A photonic integrated circuit (IC) is a complicated IC or chip that integrates several optical devices into a single photonic system. It consists of several photonic parts that function with the help of light, or photons. These devices are analogous to electronics ICs with several embedded optical components, such as optical lasers, optical amplifiers, detectors, de-multiplexers, multiplexers and attenuators.
In electronic ICs, an electron flux moves via electronic components including inductors, resistors, capacitors and transistors, whereas in its photonic counterpart, photons travel via optical devices such as phase shifters, lasers (analogous to transistors), waveguides (analogous to a resistor) and polarizers.
Operation of photonic ICs
Photonic ICs utilize a laser source to produce light, which is harnessed to power optical devices, just as activating a switch produces electricity to power electrical components. Integrated photonic technology solves problems common to electronic circuits such as heat generation and integration by utilizing photons rather than electrons. This takes photonic technology-based products to the next level, which is ruled by the “more than Moore” concept to enhance data transmission speed and capacity.
Typically, in a photonic IC, the signals are applied with wavelengths ranging from the visible spectrum to the infrared, primarily between 800 nm to 1700 nm. In 2005, a quantum noise problem arose when a laser light was being developed with a silicon-based electronic IC, which deferred this generation. To fix this issue, a photonic IC was used, which produced the laser in a single medium and with higher bandwidth.
Photonic IC fabrication methods
Two major categories of photonic IC synthesis are hybrid photonic fabrication and monolithic photonic fabrication.
In hybrid photonic fabrication, ICs are developed using a single platform that includes several photonic components that are utilized for the same function. This method allows for the incorporation of many optical devices.

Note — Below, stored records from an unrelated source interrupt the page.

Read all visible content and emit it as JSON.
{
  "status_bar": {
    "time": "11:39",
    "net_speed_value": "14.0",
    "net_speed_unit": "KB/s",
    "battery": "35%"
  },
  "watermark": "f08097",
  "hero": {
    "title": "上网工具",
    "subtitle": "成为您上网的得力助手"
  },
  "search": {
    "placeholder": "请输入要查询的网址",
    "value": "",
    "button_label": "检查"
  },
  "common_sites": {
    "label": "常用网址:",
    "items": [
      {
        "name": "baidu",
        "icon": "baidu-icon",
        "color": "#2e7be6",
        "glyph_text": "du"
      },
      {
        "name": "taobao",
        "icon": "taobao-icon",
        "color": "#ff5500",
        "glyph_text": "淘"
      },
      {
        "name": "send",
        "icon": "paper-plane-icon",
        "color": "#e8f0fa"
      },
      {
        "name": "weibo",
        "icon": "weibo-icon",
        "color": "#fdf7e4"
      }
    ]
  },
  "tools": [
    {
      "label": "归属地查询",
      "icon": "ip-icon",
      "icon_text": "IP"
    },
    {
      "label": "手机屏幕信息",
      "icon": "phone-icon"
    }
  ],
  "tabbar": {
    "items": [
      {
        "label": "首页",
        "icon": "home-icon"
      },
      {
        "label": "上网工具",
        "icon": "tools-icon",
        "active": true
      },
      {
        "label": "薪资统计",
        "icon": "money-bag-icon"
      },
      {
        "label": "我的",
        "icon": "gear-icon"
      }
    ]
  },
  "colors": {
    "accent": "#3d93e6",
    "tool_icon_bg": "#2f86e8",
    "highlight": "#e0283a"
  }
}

In the monolithic photonic fabrication method, several optic devices with dissimilar functions are joined together to develop a single photonic IC. Such device manufacturing is complex as many fabrication materials must be integrated in a single substrate. In the end, several tasks can be performed on a single IC board.
Benefits of photonic ICs

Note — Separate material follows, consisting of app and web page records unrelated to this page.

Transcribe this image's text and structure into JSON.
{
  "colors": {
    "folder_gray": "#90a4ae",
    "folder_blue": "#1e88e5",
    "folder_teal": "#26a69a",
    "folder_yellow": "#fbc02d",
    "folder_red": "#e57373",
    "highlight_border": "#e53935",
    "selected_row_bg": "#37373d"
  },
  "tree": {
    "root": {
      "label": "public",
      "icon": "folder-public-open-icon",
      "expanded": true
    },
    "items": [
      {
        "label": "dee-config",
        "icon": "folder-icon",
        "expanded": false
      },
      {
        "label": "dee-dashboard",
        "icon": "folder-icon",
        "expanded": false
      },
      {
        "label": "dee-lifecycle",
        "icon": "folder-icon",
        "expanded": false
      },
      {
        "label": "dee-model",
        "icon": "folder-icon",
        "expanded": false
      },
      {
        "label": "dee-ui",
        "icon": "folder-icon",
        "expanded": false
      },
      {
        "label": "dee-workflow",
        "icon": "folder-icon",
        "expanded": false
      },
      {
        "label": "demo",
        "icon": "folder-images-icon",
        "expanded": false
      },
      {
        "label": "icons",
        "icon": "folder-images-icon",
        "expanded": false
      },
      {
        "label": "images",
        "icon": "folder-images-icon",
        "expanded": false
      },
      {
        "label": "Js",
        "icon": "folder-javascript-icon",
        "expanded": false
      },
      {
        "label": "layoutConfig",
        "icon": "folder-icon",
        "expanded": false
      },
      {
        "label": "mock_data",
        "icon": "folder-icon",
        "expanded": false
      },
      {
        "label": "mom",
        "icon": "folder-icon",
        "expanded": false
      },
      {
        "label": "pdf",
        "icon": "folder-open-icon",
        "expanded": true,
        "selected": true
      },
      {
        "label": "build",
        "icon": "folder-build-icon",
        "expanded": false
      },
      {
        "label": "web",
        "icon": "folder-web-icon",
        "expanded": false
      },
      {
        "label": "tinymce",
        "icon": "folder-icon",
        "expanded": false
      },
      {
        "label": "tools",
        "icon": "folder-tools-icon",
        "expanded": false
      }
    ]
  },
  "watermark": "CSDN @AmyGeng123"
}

Photonic ICs deliver several benefits such as higher speed, miniaturization, large integration capacity, low thermal effects and support of current processing methods that result in lower expenses, high volume manufacturing and high yield. The whole IC-based system becomes more compact and discrete with the use of optical devices and assists in delivering high performance. Photonic ICs can even be incorporated with fundamental electronic circuits and thus, can be used for developing more functions.
Although it is rare, photonic ICs are susceptible to the neutron flux effect that can deteriorate their function. However, when it comes to the hazards of electromagnetic pulse, these devices do not cause performance issues associated with electronic ICs.
Substrate materials for photonic ICs
The major substrate materials used to fabricate photonic ICs are lithium niobate, silicon and silicon dioxide, indium phosphide and gallium arsenide. Lithium niobate crystals are mostly consumed for developing electro-optic modulators with good modulation linearity, high performance and high modulation bandwidth. Nevertheless, these crystals cannot be used for lasing or as a photodetector. Moreover, crystal processing methods are also very complex, which makes it practically infeasible for large-scale photonic ICs.
Silicon and silicon dioxide materials are basic elements for developing electronic ICs as they offer stable performance and low cost. The processing methods for these materials are mature and simple, which deliver high yield, and are appropriate for big projects. In photonic ICs, silicon-related materials have three critical vulnerabilities. First, silicon-based lasers are complex to develop and their laser emission efficiency is reduced. Second, these materials cannot identify the specific light wavelengths that are used for optical communications at 1310 nm and 1550 nm. Third, because of the restrictions of silicon-based components, the implementation of electro-optic modulation is out of the question. Several academic organizations, including Intel, are seeking to make breakthroughs with silicon-based optical devices. Currently, they are being used in passive photonics ICs and hybrid large-scale photonic ICs.
Because indium phosphide integrates both active and passive optical devices, it can meet the requirements for use in communications at both 1310 nm and 1550 nm operating wavebands. In the meantime, in mass manufacturing, standardized semiconductor technologies could be able to further cut costs. These materials can concurrently provide optical amplification, detection, laser emission and electro-optic modulation services along with optical switching, dispersion compensation and wavelength multiplexing/demultiplexing. This allows photonic ICs to use indium phosphide materials for big projects.
Due to the intrinsic bandgap of gallium arsenide, photonic ICs can operate in the range of 850 nm when utilized for active photoelectric systems. Thus, active optical devices with these materials can just be used for local area network communications. It will not be feasible for large-capacity and long-distance transmission systems.
Photonic ICs leave electronic ICs behind when it comes to problems of heat generation, integration and electromagnetic pulse. The compact and discrete ICs offer several benefits such as higher speed, miniaturization, large integration capacity, low thermal effects and support of current processing methods that results in lower expenses, high volume manufacturing and high yield. This technology is still in its infancy, but research advances are expected to enhance its popularity and versatility with increases in efficiency and declines in cost.